Supplied data |
== == ==

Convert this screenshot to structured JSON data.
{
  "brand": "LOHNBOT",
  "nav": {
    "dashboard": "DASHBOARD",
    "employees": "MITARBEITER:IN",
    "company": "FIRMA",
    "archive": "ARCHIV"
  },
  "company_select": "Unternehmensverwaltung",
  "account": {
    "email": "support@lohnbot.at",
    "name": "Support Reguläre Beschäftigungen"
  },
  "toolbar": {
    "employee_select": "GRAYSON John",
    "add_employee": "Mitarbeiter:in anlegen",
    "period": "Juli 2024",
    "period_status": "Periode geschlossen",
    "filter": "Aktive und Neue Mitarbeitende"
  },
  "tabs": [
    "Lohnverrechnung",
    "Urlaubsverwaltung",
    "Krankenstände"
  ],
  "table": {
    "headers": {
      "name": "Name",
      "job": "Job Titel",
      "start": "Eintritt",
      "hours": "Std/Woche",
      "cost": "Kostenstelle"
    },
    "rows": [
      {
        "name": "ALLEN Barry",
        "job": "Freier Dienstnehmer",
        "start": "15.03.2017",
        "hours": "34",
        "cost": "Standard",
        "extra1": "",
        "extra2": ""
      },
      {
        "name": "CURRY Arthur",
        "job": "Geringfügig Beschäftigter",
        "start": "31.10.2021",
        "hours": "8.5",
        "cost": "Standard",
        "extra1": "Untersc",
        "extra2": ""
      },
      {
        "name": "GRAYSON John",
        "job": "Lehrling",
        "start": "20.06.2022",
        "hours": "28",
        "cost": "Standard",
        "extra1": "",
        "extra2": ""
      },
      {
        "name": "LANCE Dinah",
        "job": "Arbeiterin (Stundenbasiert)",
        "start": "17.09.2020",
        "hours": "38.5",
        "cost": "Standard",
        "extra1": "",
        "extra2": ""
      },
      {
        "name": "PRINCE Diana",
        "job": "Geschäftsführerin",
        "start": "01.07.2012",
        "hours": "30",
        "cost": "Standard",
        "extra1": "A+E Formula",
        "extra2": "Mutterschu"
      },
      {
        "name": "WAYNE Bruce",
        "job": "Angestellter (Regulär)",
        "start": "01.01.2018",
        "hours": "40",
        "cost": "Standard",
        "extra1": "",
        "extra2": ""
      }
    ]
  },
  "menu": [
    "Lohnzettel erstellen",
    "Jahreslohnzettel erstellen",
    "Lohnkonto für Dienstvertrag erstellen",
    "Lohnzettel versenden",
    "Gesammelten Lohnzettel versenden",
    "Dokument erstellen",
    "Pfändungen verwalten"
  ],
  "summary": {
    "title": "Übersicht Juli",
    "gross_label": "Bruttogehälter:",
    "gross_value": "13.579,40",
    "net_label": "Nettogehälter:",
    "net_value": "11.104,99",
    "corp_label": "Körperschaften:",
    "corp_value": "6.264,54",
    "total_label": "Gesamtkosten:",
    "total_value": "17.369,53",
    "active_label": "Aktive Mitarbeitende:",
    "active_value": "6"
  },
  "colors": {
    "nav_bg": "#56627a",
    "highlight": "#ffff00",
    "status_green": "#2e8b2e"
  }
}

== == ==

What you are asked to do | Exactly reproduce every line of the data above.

Solution to the problem |
Convert this screenshot to structured JSON data.
{
  "brand": "LOHNBOT",
  "nav": {
    "dashboard": "DASHBOARD",
    "employees": "MITARBEITER:IN",
    "company": "FIRMA",
    "archive": "ARCHIV"
  },
  "company_select": "Unternehmensverwaltung",
  "account": {
    "email": "support@lohnbot.at",
    "name": "Support Reguläre Beschäftigungen"
  },
  "toolbar": {
    "employee_select": "GRAYSON John",
    "add_employee": "Mitarbeiter:in anlegen",
    "period": "Juli 2024",
    "period_status": "Periode geschlossen",
    "filter": "Aktive und Neue Mitarbeitende"
  },
  "tabs": [
    "Lohnverrechnung",
    "Urlaubsverwaltung",
    "Krankenstände"
  ],
  "table": {
    "headers": {
      "name": "Name",
      "job": "Job Titel",
      "start": "Eintritt",
      "hours": "Std/Woche",
      "cost": "Kostenstelle"
    },
    "rows": [
      {
        "name": "ALLEN Barry",
        "job": "Freier Dienstnehmer",
        "start": "15.03.2017",
        "hours": "34",
        "cost": "Standard",
        "extra1": "",
        "extra2": ""
      },
      {
        "name": "CURRY Arthur",
        "job": "Geringfügig Beschäftigter",
        "start": "31.10.2021",
        "hours": "8.5",
        "cost": "Standard",
        "extra1": "Untersc",
        "extra2": ""
      },
      {
        "name": "GRAYSON John",
        "job": "Lehrling",
        "start": "20.06.2022",
        "hours": "28",
        "cost": "Standard",
        "extra1": "",
        "extra2": ""
      },
      {
        "name": "LANCE Dinah",
        "job": "Arbeiterin (Stundenbasiert)",
        "start": "17.09.2020",
        "hours": "38.5",
        "cost": "Standard",
        "extra1": "",
        "extra2": ""
      },
      {
        "name": "PRINCE Diana",
        "job": "Geschäftsführerin",
        "start": "01.07.2012",
        "hours": "30",
        "cost": "Standard",
        "extra1": "A+E Formula",
        "extra2": "Mutterschu"
      },
      {
        "name": "WAYNE Bruce",
        "job": "Angestellter (Regulär)",
        "start": "01.01.2018",
        "hours": "40",
        "cost": "Standard",
        "extra1": "",
        "extra2": ""
      }
    ]
  },
  "menu": [
    "Lohnzettel erstellen",
    "Jahreslohnzettel erstellen",
    "Lohnkonto für Dienstvertrag erstellen",
    "Lohnzettel versenden",
    "Gesammelten Lohnzettel versenden",
    "Dokument erstellen",
    "Pfändungen verwalten"
  ],
  "summary": {
    "title": "Übersicht Juli",
    "gross_label": "Bruttogehälter:",
    "gross_value": "13.579,40",
    "net_label": "Nettogehälter:",
    "net_value": "11.104,99",
    "corp_label": "Körperschaften:",
    "corp_value": "6.264,54",
    "total_label": "Gesamtkosten:",
    "total_value": "17.369,53",
    "active_label": "Aktive Mitarbeitende:",
    "active_value": "6"
  },
  "colors": {
    "nav_bg": "#56627a",
    "highlight": "#ffff00",
    "status_green": "#2e8b2e"
  }
}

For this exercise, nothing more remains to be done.